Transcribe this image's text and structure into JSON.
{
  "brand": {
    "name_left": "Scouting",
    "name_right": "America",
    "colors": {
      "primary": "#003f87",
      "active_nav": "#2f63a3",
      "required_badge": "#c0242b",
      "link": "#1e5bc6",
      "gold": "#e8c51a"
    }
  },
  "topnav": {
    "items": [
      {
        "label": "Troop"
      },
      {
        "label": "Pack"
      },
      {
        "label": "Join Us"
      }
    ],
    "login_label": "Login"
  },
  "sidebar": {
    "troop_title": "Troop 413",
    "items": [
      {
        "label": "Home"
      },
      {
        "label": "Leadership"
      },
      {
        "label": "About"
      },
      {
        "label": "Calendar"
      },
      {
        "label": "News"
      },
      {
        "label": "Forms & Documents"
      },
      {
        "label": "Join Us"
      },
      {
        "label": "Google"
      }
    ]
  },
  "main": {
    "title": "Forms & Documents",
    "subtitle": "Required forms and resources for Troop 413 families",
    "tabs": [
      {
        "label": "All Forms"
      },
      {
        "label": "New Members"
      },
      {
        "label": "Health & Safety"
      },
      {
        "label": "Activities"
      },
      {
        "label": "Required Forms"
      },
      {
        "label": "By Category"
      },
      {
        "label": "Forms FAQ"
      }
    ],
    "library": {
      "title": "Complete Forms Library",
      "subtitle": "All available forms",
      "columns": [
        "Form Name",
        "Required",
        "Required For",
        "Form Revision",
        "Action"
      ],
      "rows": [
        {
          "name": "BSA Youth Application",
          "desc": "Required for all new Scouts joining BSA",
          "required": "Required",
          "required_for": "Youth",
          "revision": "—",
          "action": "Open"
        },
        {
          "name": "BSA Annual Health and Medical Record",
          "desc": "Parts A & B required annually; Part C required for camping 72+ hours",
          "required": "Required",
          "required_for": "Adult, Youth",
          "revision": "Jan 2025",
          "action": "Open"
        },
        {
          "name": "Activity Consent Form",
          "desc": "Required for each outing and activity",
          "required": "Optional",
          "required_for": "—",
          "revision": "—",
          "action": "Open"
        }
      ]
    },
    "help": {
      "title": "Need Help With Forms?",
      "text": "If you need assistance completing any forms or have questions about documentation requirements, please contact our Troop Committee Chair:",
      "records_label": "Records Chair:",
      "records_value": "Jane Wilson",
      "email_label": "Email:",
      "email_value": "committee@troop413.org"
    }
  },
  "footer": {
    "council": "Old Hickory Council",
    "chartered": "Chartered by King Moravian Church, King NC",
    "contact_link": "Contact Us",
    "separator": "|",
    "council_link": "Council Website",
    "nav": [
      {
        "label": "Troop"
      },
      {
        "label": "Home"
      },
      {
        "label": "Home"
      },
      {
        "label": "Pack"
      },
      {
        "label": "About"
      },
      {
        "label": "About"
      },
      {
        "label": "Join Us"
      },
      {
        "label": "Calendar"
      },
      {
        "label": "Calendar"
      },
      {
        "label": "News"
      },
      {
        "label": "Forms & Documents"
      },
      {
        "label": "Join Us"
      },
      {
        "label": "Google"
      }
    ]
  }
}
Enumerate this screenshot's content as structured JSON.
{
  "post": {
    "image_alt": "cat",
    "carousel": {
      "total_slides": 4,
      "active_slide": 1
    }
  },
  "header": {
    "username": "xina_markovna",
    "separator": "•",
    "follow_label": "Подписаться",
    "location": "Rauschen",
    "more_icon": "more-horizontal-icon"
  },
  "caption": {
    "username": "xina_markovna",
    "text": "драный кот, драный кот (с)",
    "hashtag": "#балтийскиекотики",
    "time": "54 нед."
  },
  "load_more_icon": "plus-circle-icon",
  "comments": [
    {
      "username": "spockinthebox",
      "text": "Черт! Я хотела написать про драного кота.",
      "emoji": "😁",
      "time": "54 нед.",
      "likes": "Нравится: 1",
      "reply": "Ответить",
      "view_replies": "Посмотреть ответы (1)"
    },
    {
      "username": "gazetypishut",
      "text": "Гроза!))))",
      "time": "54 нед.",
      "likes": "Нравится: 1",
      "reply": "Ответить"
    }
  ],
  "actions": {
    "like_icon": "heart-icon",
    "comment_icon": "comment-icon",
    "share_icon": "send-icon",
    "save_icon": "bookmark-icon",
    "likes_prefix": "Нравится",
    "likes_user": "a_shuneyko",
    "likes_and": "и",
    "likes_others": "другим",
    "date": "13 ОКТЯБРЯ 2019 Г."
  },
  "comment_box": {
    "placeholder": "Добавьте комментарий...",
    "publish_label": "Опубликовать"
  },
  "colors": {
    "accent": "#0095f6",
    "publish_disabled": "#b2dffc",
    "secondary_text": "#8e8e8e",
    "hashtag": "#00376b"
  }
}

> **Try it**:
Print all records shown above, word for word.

> **Task output**:
Transcribe this image's text and structure into JSON.
{
  "brand": {
    "name_left": "Scouting",
    "name_right": "America",
    "colors": {
      "primary": "#003f87",
      "active_nav": "#2f63a3",
      "required_badge": "#c0242b",
      "link": "#1e5bc6",
      "gold": "#e8c51a"
    }
  },
  "topnav": {
    "items": [
      {
        "label": "Troop"
      },
      {
        "label": "Pack"
      },
      {
        "label": "Join Us"
      }
    ],
    "login_label": "Login"
  },
  "sidebar": {
    "troop_title": "Troop 413",
    "items": [
      {
        "label": "Home"
      },
      {
        "label": "Leadership"
      },
      {
        "label": "About"
      },
      {
        "label": "Calendar"
      },
      {
        "label": "News"
      },
      {
        "label": "Forms & Documents"
      },
      {
        "label": "Join Us"
      },
      {
        "label": "Google"
      }
    ]
  },
  "main": {
    "title": "Forms & Documents",
    "subtitle": "Required forms and resources for Troop 413 families",
    "tabs": [
      {
        "label": "All Forms"
      },
      {
        "label": "New Members"
      },
      {
        "label": "Health & Safety"
      },
      {
        "label": "Activities"
      },
      {
        "label": "Required Forms"
      },
      {
        "label": "By Category"
      },
      {
        "label": "Forms FAQ"
      }
    ],
    "library": {
      "title": "Complete Forms Library",
      "subtitle": "All available forms",
      "columns": [
        "Form Name",
        "Required",
        "Required For",
        "Form Revision",
        "Action"
      ],
      "rows": [
        {
          "name": "BSA Youth Application",
          "desc": "Required for all new Scouts joining BSA",
          "required": "Required",
          "required_for": "Youth",
          "revision": "—",
          "action": "Open"
        },
        {
          "name": "BSA Annual Health and Medical Record",
          "desc": "Parts A & B required annually; Part C required for camping 72+ hours",
          "required": "Required",
          "required_for": "Adult, Youth",
          "revision": "Jan 2025",
          "action": "Open"
        },
        {
          "name": "Activity Consent Form",
          "desc": "Required for each outing and activity",
          "required": "Optional",
          "required_for": "—",
          "revision": "—",
          "action": "Open"
        }
      ]
    },
    "help": {
      "title": "Need Help With Forms?",
      "text": "If you need assistance completing any forms or have questions about documentation requirements, please contact our Troop Committee Chair:",
      "records_label": "Records Chair:",
      "records_value": "Jane Wilson",
      "email_label": "Email:",
      "email_value": "committee@troop413.org"
    }
  },
  "footer": {
    "council": "Old Hickory Council",
    "chartered": "Chartered by King Moravian Church, King NC",
    "contact_link": "Contact Us",
    "separator": "|",
    "council_link": "Council Website",
    "nav": [
      {
        "label": "Troop"
      },
      {
        "label": "Home"
      },
      {
        "label": "Home"
      },
      {
        "label": "Pack"
      },
      {
        "label": "About"
      },
      {
        "label": "About"
      },
      {
        "label": "Join Us"
      },
      {
        "label": "Calendar"
      },
      {
        "label": "Calendar"
      },
      {
        "label": "News"
      },
      {
        "label": "Forms & Documents"
      },
      {
        "label": "Join Us"
      },
      {
        "label": "Google"
      }
    ]
  }
}
Enumerate this screenshot's content as structured JSON.
{
  "post": {
    "image_alt": "cat",
    "carousel": {
      "total_slides": 4,
      "active_slide": 1
    }
  },
  "header": {
    "username": "xina_markovna",
    "separator": "•",
    "follow_label": "Подписаться",
    "location": "Rauschen",
    "more_icon": "more-horizontal-icon"
  },
  "caption": {
    "username": "xina_markovna",
    "text": "драный кот, драный кот (с)",
    "hashtag": "#балтийскиекотики",
    "time": "54 нед."
  },
  "load_more_icon": "plus-circle-icon",
  "comments": [
    {
      "username": "spockinthebox",
      "text": "Черт! Я хотела написать про драного кота.",
      "emoji": "😁",
      "time": "54 нед.",
      "likes": "Нравится: 1",
      "reply": "Ответить",
      "view_replies": "Посмотреть ответы (1)"
    },
    {
      "username": "gazetypishut",
      "text": "Гроза!))))",
      "time": "54 нед.",
      "likes": "Нравится: 1",
      "reply": "Ответить"
    }
  ],
  "actions": {
    "like_icon": "heart-icon",
    "comment_icon": "comment-icon",
    "share_icon": "send-icon",
    "save_icon": "bookmark-icon",
    "likes_prefix": "Нравится",
    "likes_user": "a_shuneyko",
    "likes_and": "и",
    "likes_others": "другим",
    "date": "13 ОКТЯБРЯ 2019 Г."
  },
  "comment_box": {
    "placeholder": "Добавьте комментарий...",
    "publish_label": "Опубликовать"
  },
  "colors": {
    "accent": "#0095f6",
    "publish_disabled": "#b2dffc",
    "secondary_text": "#8e8e8e",
    "hashtag": "#00376b"
  }
}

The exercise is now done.